Compensation rises for college presidents
The median pay for 550 chief executives of private nonprofit colleges ticked up by 3% in 2011.
A year after Newtown, little change in public opinion on guns
After the horrific shootings at an elementary school in Newtown, Conn., a year ago claiming the lives of 20 children and six adults, there was a sense in the country – especially among gun-control supporters — that the tragedy would be different from similar ones in the past and push the nation to action. But ultimately, a sustained change in public opinion did not materialize, and a bill to tighten gun laws died in the Senate.
Lawmakers compromise on budget deal — and that’s what the public says it wants
About six-in-ten of Americans say they want lawmakers to be more willing to compromise on budget issues even if it meant they “reached a deal you disagreed with.”
Americans see growing gap between rich and poor
The issue of income inequality is back in the news at a time when the U.S. public believes there is a growing gulf between rich and poor that is likely to continue.
Republicans gloomier about U.S. role in the world
Partisanship is a major factor in a new Pew Research Center survey showing that a growing number of Americans believe the U.S. is less respected in the world and plays a less important role globally than 10 years ago.
Harvard poll finds Millennials have turned sour on Obama
A new survey by Harvard University’s Institute of Politics finds that 18-to-29 year olds now have a more negative view of his presidency. But the declines are not greater than those of other age groups.
Americans put low priority on promoting democracy abroad
Promoting democracy abroad was cited as a top foreign policy priority by just 18% of Americans.
As tensions rise in Asia, a look at how Japanese, South Koreans and Chinese view each other
Anxious about the economy, more Americans worry about their jobs
About six-in-ten Americans worry that they will lose their jobs due to the current state of the economy.
Democrats’ support of health care law falls after rocky rollout

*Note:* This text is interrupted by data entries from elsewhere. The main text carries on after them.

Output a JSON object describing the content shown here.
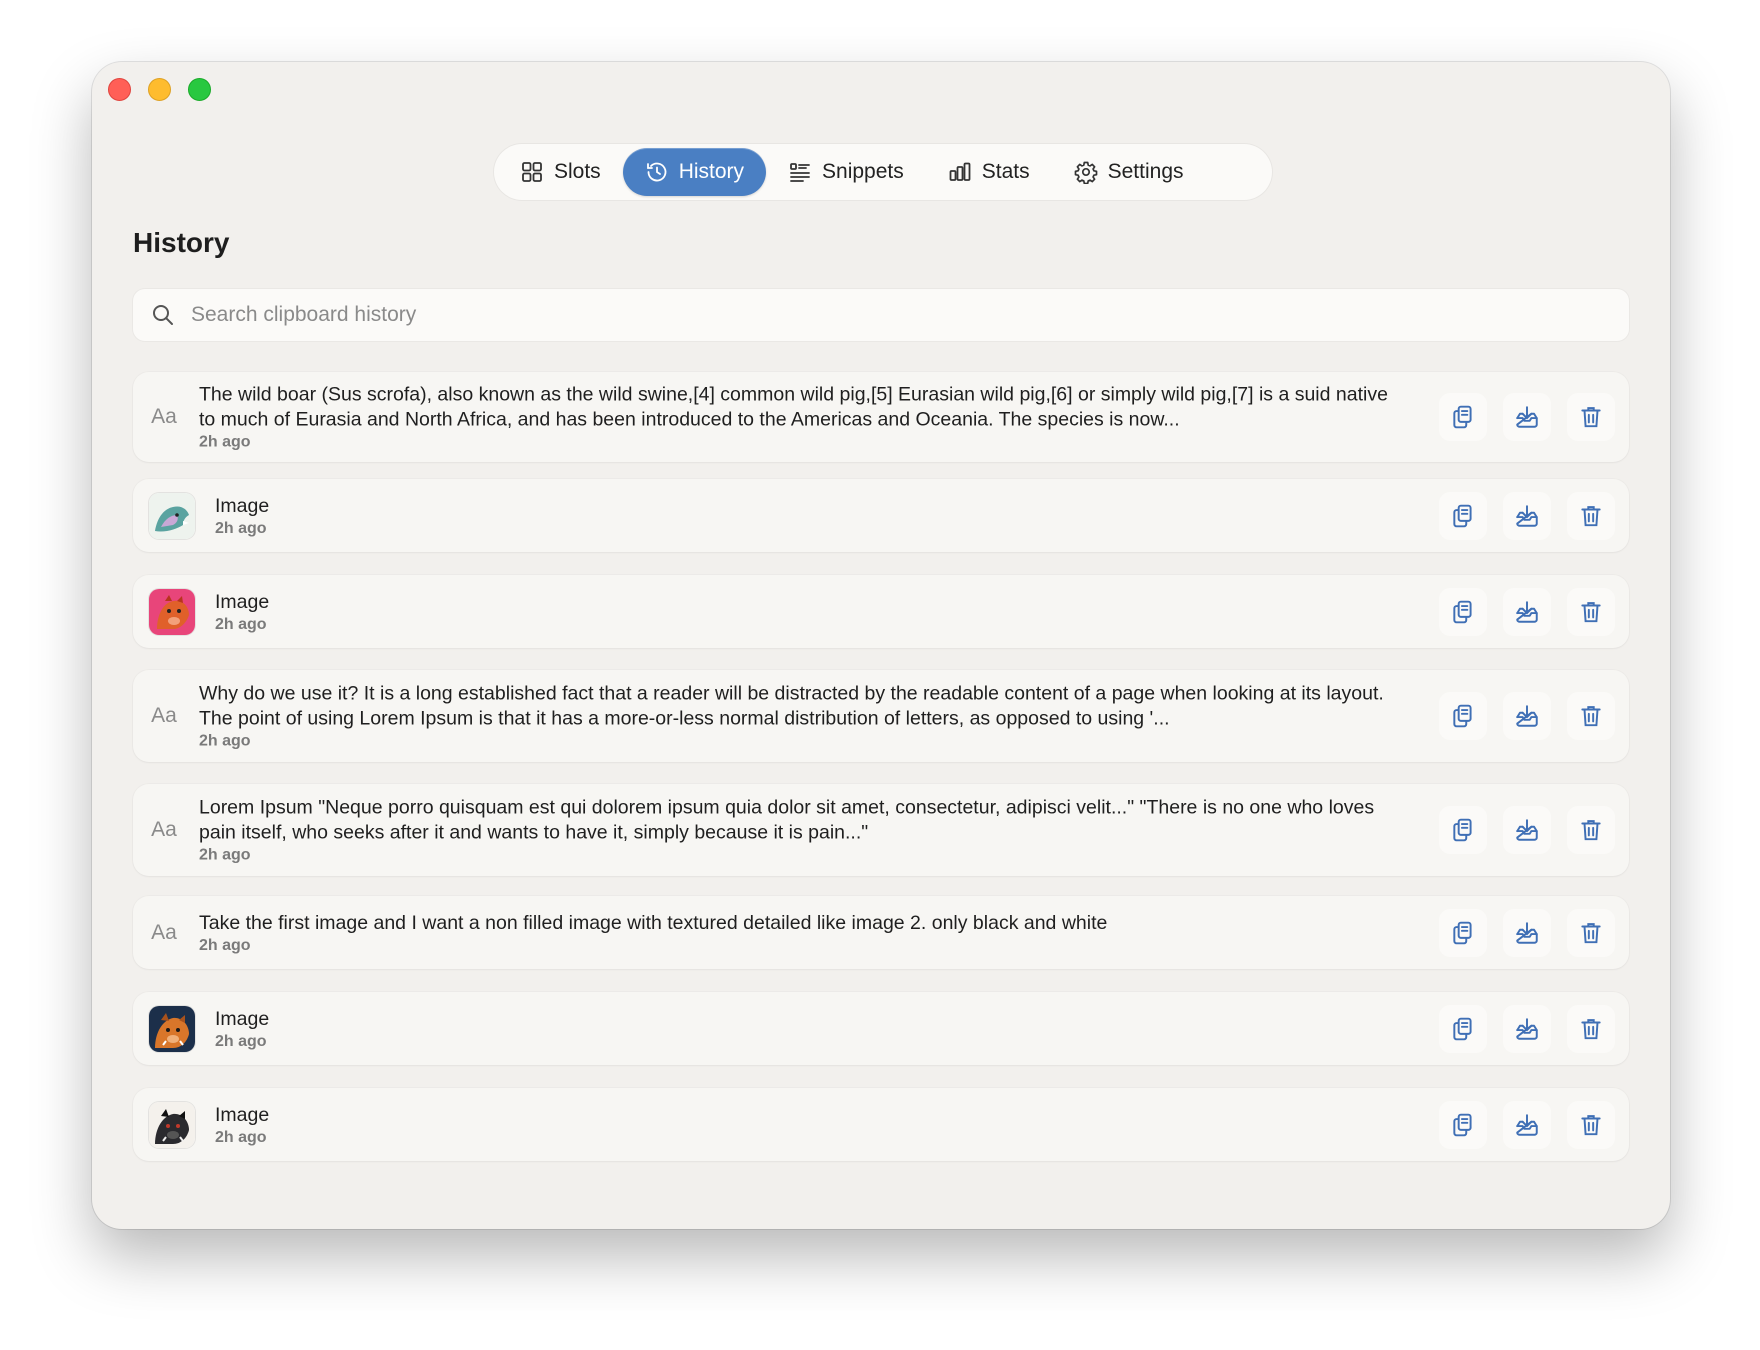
{
  "tabs": [
    {
      "label": "Slots",
      "icon": "grid-icon",
      "active": false
    },
    {
      "label": "History",
      "icon": "clock-history-icon",
      "active": true
    },
    {
      "label": "Snippets",
      "icon": "list-snippets-icon",
      "active": false
    },
    {
      "label": "Stats",
      "icon": "bar-chart-icon",
      "active": false
    },
    {
      "label": "Settings",
      "icon": "gear-icon",
      "active": false
    }
  ],
  "page": {
    "title": "History"
  },
  "search": {
    "placeholder": "Search clipboard history",
    "value": ""
  },
  "items": [
    {
      "kind": "text",
      "type_icon": "Aa",
      "text": "The wild boar (Sus scrofa), also known as the wild swine,[4] common wild pig,[5] Eurasian wild pig,[6] or simply wild pig,[7] is a suid native to much of Eurasia and North Africa, and has been introduced to the Americas and Oceania. The species is now...",
      "time": "2h ago"
    },
    {
      "kind": "image",
      "label": "Image",
      "time": "2h ago",
      "thumb": "boar-thumb-teal"
    },
    {
      "kind": "image",
      "label": "Image",
      "time": "2h ago",
      "thumb": "boar-thumb-red"
    },
    {
      "kind": "text",
      "type_icon": "Aa",
      "text": "Why do we use it? It is a long established fact that a reader will be distracted by the readable content of a page when looking at its layout. The point of using Lorem Ipsum is that it has a more-or-less normal distribution of letters, as opposed to using '...",
      "time": "2h ago"
    },
    {
      "kind": "text",
      "type_icon": "Aa",
      "text": "Lorem Ipsum \"Neque porro quisquam est qui dolorem ipsum quia dolor sit amet, consectetur, adipisci velit...\" \"There is no one who loves pain itself, who seeks after it and wants to have it, simply because it is pain...\"",
      "time": "2h ago"
    },
    {
      "kind": "text",
      "type_icon": "Aa",
      "text": "Take the first image and I want a non filled image with textured detailed like image 2. only black and white",
      "time": "2h ago"
    },
    {
      "kind": "image",
      "label": "Image",
      "time": "2h ago",
      "thumb": "boar-thumb-orange"
    },
    {
      "kind": "image",
      "label": "Image",
      "time": "2h ago",
      "thumb": "boar-thumb-dark"
    }
  ],
  "actions": {
    "copy": "copy-icon",
    "save": "download-tray-icon",
    "delete": "trash-icon"
  },
  "colors": {
    "accent": "#4a7fc3",
    "window_bg": "#f2f0ed",
    "row_bg": "#f7f6f3"
  }
}
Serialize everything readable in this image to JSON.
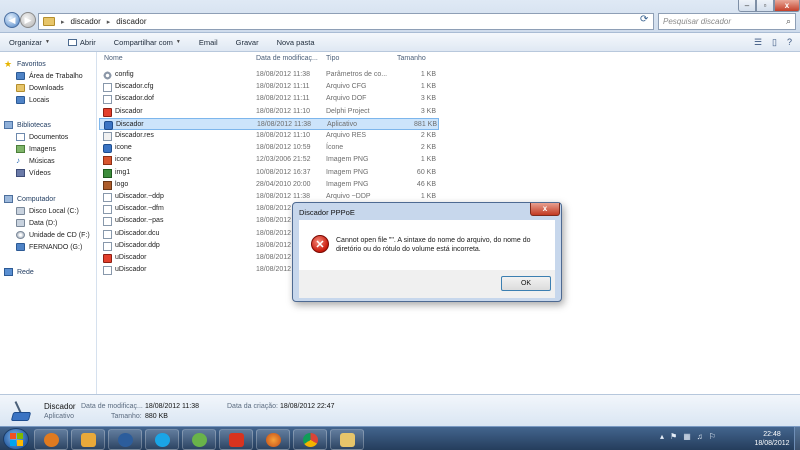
{
  "address": {
    "segments": [
      "discador",
      "discador"
    ]
  },
  "search": {
    "placeholder": "Pesquisar discador"
  },
  "toolbar": {
    "organize": "Organizar",
    "open": "Abrir",
    "share": "Compartilhar com",
    "email": "Email",
    "burn": "Gravar",
    "new_folder": "Nova pasta"
  },
  "sidebar": {
    "favorites": "Favoritos",
    "desktop": "Área de Trabalho",
    "downloads": "Downloads",
    "places": "Locais",
    "libraries": "Bibliotecas",
    "documents": "Documentos",
    "images": "Imagens",
    "music": "Músicas",
    "videos": "Vídeos",
    "computer": "Computador",
    "disk_c": "Disco Local (C:)",
    "disk_d": "Data (D:)",
    "disk_f": "Unidade de CD (F:)",
    "disk_g": "FERNANDO (G:)",
    "network": "Rede"
  },
  "columns": {
    "name": "Nome",
    "date": "Data de modificaç...",
    "type": "Tipo",
    "size": "Tamanho"
  },
  "files": [
    {
      "name": "config",
      "date": "18/08/2012 11:38",
      "type": "Parâmetros de co...",
      "size": "1 KB",
      "icon": "gear-file-icon"
    },
    {
      "name": "Discador.cfg",
      "date": "18/08/2012 11:11",
      "type": "Arquivo CFG",
      "size": "1 KB",
      "icon": "document-icon"
    },
    {
      "name": "Discador.dof",
      "date": "18/08/2012 11:11",
      "type": "Arquivo DOF",
      "size": "3 KB",
      "icon": "document-icon"
    },
    {
      "name": "Discador",
      "date": "18/08/2012 11:10",
      "type": "Delphi Project",
      "size": "3 KB",
      "icon": "delphi-project-icon"
    },
    {
      "name": "Discador",
      "date": "18/08/2012 11:38",
      "type": "Aplicativo",
      "size": "881 KB",
      "icon": "application-icon"
    },
    {
      "name": "Discador.res",
      "date": "18/08/2012 11:10",
      "type": "Arquivo RES",
      "size": "2 KB",
      "icon": "resource-icon"
    },
    {
      "name": "icone",
      "date": "18/08/2012 10:59",
      "type": "Ícone",
      "size": "2 KB",
      "icon": "app-icon-file"
    },
    {
      "name": "icone",
      "date": "12/03/2006 21:52",
      "type": "Imagem PNG",
      "size": "1 KB",
      "icon": "png-icon"
    },
    {
      "name": "img1",
      "date": "10/08/2012 16:37",
      "type": "Imagem PNG",
      "size": "60 KB",
      "icon": "png-icon"
    },
    {
      "name": "logo",
      "date": "28/04/2010 20:00",
      "type": "Imagem PNG",
      "size": "46 KB",
      "icon": "png-icon"
    },
    {
      "name": "uDiscador.~ddp",
      "date": "18/08/2012 11:38",
      "type": "Arquivo ~DDP",
      "size": "1 KB",
      "icon": "document-icon"
    },
    {
      "name": "uDiscador.~dfm",
      "date": "18/08/2012 11:38",
      "type": "",
      "size": "",
      "icon": "document-icon"
    },
    {
      "name": "uDiscador.~pas",
      "date": "18/08/2012 11:38",
      "type": "",
      "size": "",
      "icon": "document-icon"
    },
    {
      "name": "uDiscador.dcu",
      "date": "18/08/2012 11:38",
      "type": "",
      "size": "",
      "icon": "document-icon"
    },
    {
      "name": "uDiscador.ddp",
      "date": "18/08/2012 11:38",
      "type": "",
      "size": "",
      "icon": "document-icon"
    },
    {
      "name": "uDiscador",
      "date": "18/08/2012 11:38",
      "type": "",
      "size": "",
      "icon": "delphi-form-icon"
    },
    {
      "name": "uDiscador",
      "date": "18/08/2012 11:38",
      "type": "",
      "size": "",
      "icon": "delphi-unit-icon"
    }
  ],
  "dialog": {
    "title": "Discador PPPoE",
    "message": "Cannot open file \"\". A sintaxe do nome do arquivo, do nome do diretório ou do rótulo do volume está incorreta.",
    "ok": "OK"
  },
  "details": {
    "name": "Discador",
    "kind": "Aplicativo",
    "modified_label": "Data de modificaç...",
    "modified_value": "18/08/2012 11:38",
    "size_label": "Tamanho:",
    "size_value": "880 KB",
    "created_label": "Data da criação:",
    "created_value": "18/08/2012 22:47"
  },
  "clock": {
    "time": "22:48",
    "date": "18/08/2012"
  },
  "colors": {
    "selection": "#cce4fb",
    "dialog_frame": "#c7d7ec",
    "taskbar": "#2f4b70"
  }
}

Support for the new health care law took a beating in November – particularly among Democrats – during a period when many Americans paid close attention to the heavy news coverage of its problem-plagued rollout, according to a Kaiser Family Foundation Health Tracking poll released today